At a time when politicians are waging wars of words from the summits of high politics: targeting the Temelin nuclear power station, the Benes decrees or one another, Prague's historic Clam-Gallas Palace is hosting an exhibition dedicated to the everyday side of the two nations' neighbourly relations. The exhibition, entitled "At Home, Abroad" looks at the ups and downs of the life of Viennese Czechs over the past couple of centuries. It does not hide the fact that the coexistence of the two nations was difficult at times, just as it is now.

The exhibition suggests that the highlights of Czech-Austrian relations in recent history were connected with sport. Between the world wars the legendary Czech football player Josef "Pepi" Bican started his career in Rapid Vienna, and in the second half of the 1980's, Antonin Panenka, another famous Czech player spent the last years of his career in the same team. Panenka was very popular with Austrian fans in the days when hundreds of Czechoslovak asylum seekers were entering the country.

Recently, Martin Hasek, the brother of the famous Czech ice-hockey goalkeeper Dominik, joined the Viennese club Austria. It's perhaps worth mentioning that he is a namesake of Jaroslav Hasek, the author of the Good Soldier Svejk, the epitome of the Czech-Austrian stereotype.

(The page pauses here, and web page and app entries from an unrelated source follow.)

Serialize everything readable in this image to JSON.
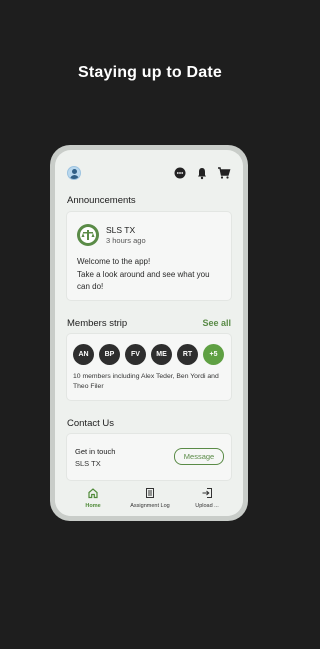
{
  "headline": "Staying up to Date",
  "announcements": {
    "title": "Announcements",
    "org": "SLS TX",
    "time": "3 hours ago",
    "message": "Welcome to the app!\nTake a look around and see what you can do!"
  },
  "members": {
    "title": "Members strip",
    "see_all": "See all",
    "initials": [
      "AN",
      "BP",
      "FV",
      "ME",
      "RT"
    ],
    "more": "+5",
    "summary": "10 members including Alex Teder, Ben Yordi and Theo Filer"
  },
  "contact": {
    "title": "Contact Us",
    "label": "Get in touch",
    "org": "SLS TX",
    "button": "Message"
  },
  "nav": {
    "home": "Home",
    "assignment": "Assignment Log",
    "upload": "Upload ..."
  },
  "colors": {
    "accent": "#5fa043",
    "background": "#1e1e1e",
    "screen": "#eef1ee"
  },
  "icons": [
    "avatar",
    "chat-icon",
    "bell-icon",
    "cart-icon",
    "home-icon",
    "assignment-icon",
    "upload-icon"
  ]
}
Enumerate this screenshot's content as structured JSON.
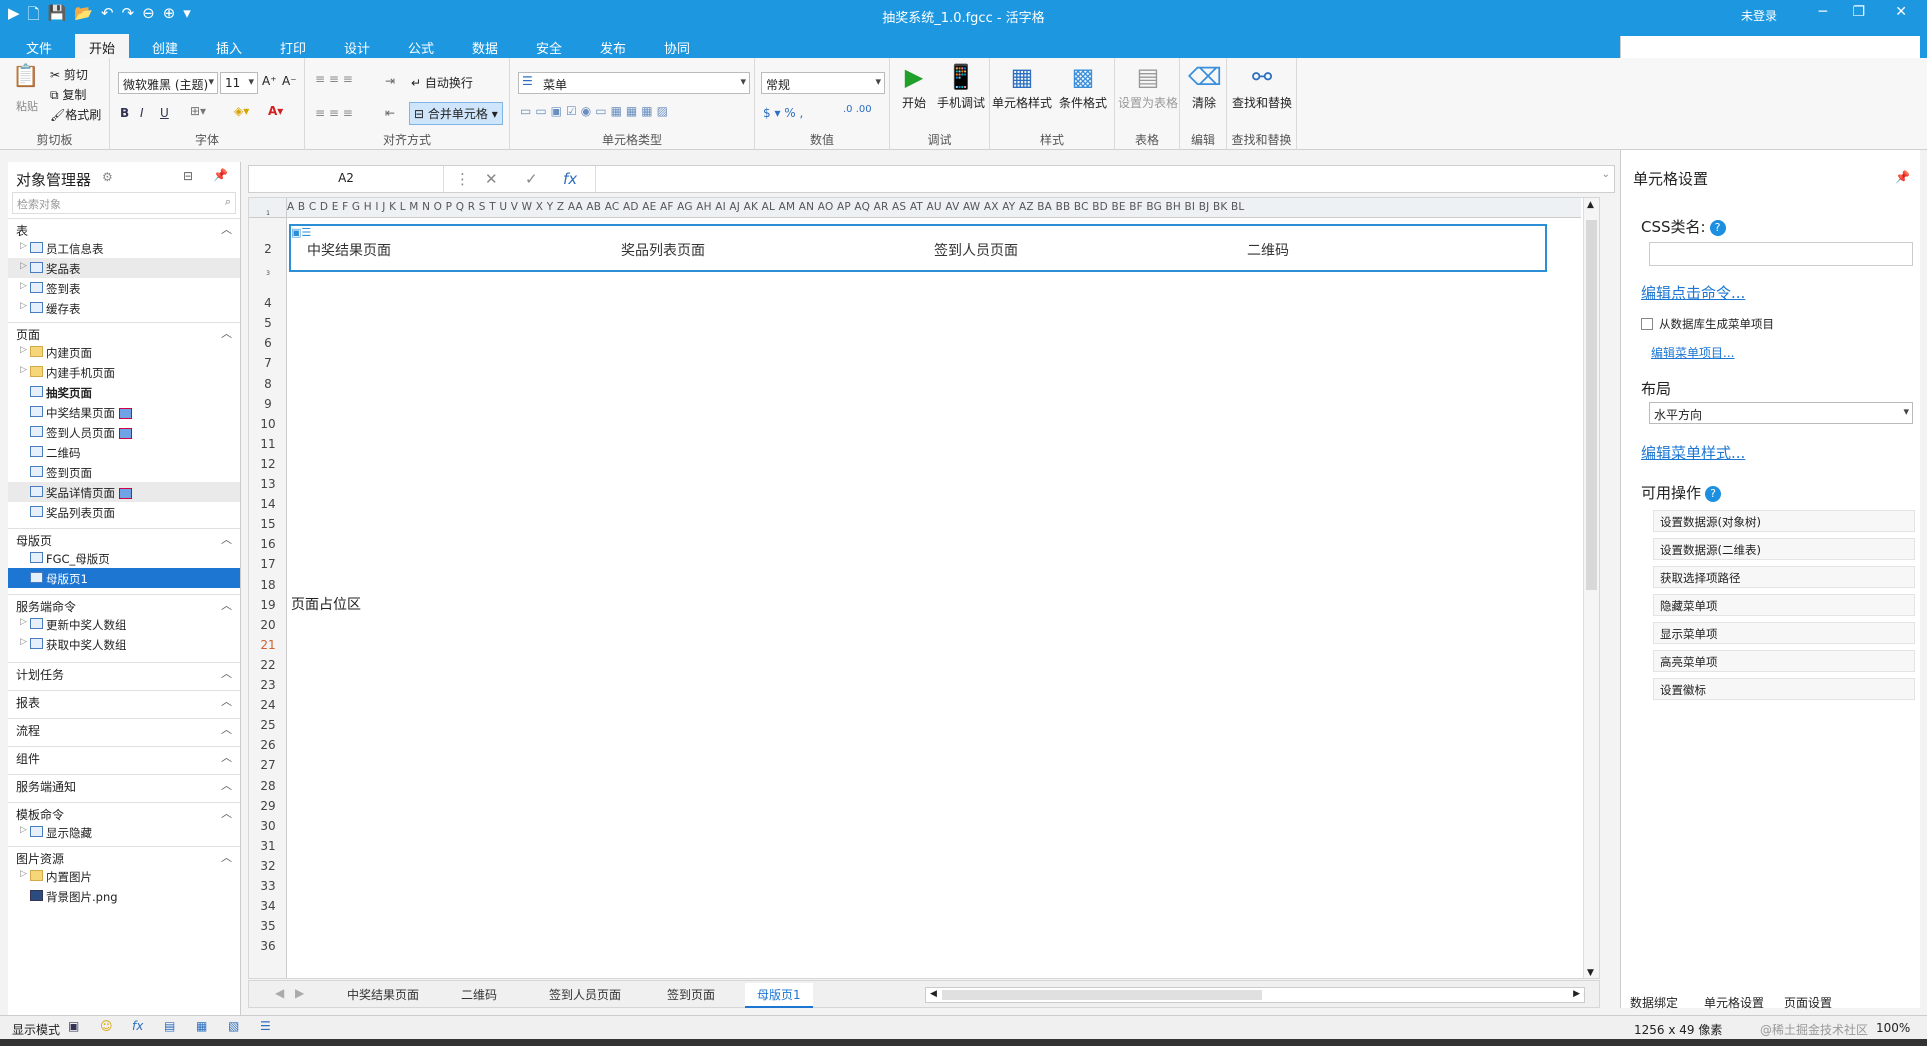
{
  "window": {
    "title": "抽奖系统_1.0.fgcc - 活字格",
    "login": "未登录"
  },
  "menubar": {
    "tabs": [
      "文件",
      "开始",
      "创建",
      "插入",
      "打印",
      "设计",
      "公式",
      "数据",
      "安全",
      "发布",
      "协同"
    ],
    "active": "开始"
  },
  "ribbon": {
    "clipboard": {
      "paste": "粘贴",
      "cut": "剪切",
      "copy": "复制",
      "format_painter": "格式刷",
      "label": "剪切板"
    },
    "font": {
      "name": "微软雅黑 (主题)",
      "size": "11",
      "label": "字体"
    },
    "align": {
      "wrap": "自动换行",
      "merge": "合并单元格",
      "label": "对齐方式"
    },
    "celltype": {
      "value": "菜单",
      "label": "单元格类型"
    },
    "number": {
      "value": "常规",
      "label": "数值"
    },
    "debug": {
      "start": "开始",
      "mobile": "手机调试",
      "label": "调试"
    },
    "style": {
      "cell_style": "单元格样式",
      "cond_format": "条件格式",
      "label": "样式"
    },
    "table": {
      "set_table": "设置为表格",
      "label": "表格"
    },
    "edit": {
      "clear": "清除",
      "label": "编辑"
    },
    "find": {
      "find_replace": "查找和替换",
      "label": "查找和替换"
    }
  },
  "formula_bar": {
    "namebox": "A2",
    "fx": "fx"
  },
  "object_manager": {
    "title": "对象管理器",
    "search_placeholder": "检索对象",
    "sections": {
      "table": {
        "label": "表",
        "items": [
          "员工信息表",
          "奖品表",
          "签到表",
          "缓存表"
        ]
      },
      "page": {
        "label": "页面",
        "items": [
          "内建页面",
          "内建手机页面",
          "抽奖页面",
          "中奖结果页面",
          "签到人员页面",
          "二维码",
          "签到页面",
          "奖品详情页面",
          "奖品列表页面"
        ]
      },
      "master": {
        "label": "母版页",
        "items": [
          "FGC_母版页",
          "母版页1"
        ]
      },
      "server_cmd": {
        "label": "服务端命令",
        "items": [
          "更新中奖人数组",
          "获取中奖人数组"
        ]
      },
      "schedule": {
        "label": "计划任务"
      },
      "report": {
        "label": "报表"
      },
      "flow": {
        "label": "流程"
      },
      "component": {
        "label": "组件"
      },
      "server_notify": {
        "label": "服务端通知"
      },
      "template_cmd": {
        "label": "模板命令",
        "items": [
          "显示隐藏"
        ]
      },
      "images": {
        "label": "图片资源",
        "items": [
          "内置图片",
          "背景图片.png"
        ]
      }
    }
  },
  "sheet": {
    "columns": "A B C D E F G H I J K L M N O P Q R S T U V W X Y Z AA AB AC AD AE AF AG AH AI AJ AK AL AM AN AO AP AQ AR AS AT AU AV AW AX AY AZ BA BB BC BD BE BF BG BH BI BJ BK BL",
    "rows": [
      "1",
      "2",
      "3",
      "4",
      "5",
      "6",
      "7",
      "8",
      "9",
      "10",
      "11",
      "12",
      "13",
      "14",
      "15",
      "16",
      "17",
      "18",
      "19",
      "20",
      "21",
      "22",
      "23",
      "24",
      "25",
      "26",
      "27",
      "28",
      "29",
      "30",
      "31",
      "32",
      "33",
      "34",
      "35",
      "36"
    ],
    "menu_items": [
      "中奖结果页面",
      "奖品列表页面",
      "签到人员页面",
      "二维码"
    ],
    "placeholder": "页面占位区"
  },
  "sheet_tabs": [
    "中奖结果页面",
    "二维码",
    "签到人员页面",
    "签到页面",
    "母版页1"
  ],
  "cell_settings": {
    "title": "单元格设置",
    "css_label": "CSS类名:",
    "edit_click": "编辑点击命令...",
    "from_db": "从数据库生成菜单项目",
    "edit_menu_items": "编辑菜单项目...",
    "layout_label": "布局",
    "layout_value": "水平方向",
    "edit_menu_style": "编辑菜单样式...",
    "ops_label": "可用操作",
    "ops": [
      "设置数据源(对象树)",
      "设置数据源(二维表)",
      "获取选择项路径",
      "隐藏菜单项",
      "显示菜单项",
      "高亮菜单项",
      "设置徽标"
    ],
    "tabs": [
      "数据绑定",
      "单元格设置",
      "页面设置"
    ]
  },
  "statusbar": {
    "mode": "显示模式",
    "size": "1256 x 49 像素",
    "zoom": "100%",
    "watermark": "@稀土掘金技术社区"
  }
}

Serious as all the political problems seem now, with time they will probably lose much of their weight. At a similar exhibition a hundred years on, the over-politicised topic of Temelin might well be overshadowed by an outstanding work of art, the results of close cross-border cooperation of Austrian and Czech regions or perhaps, as this month's exhibition suggests, good teamwork on the football pitch.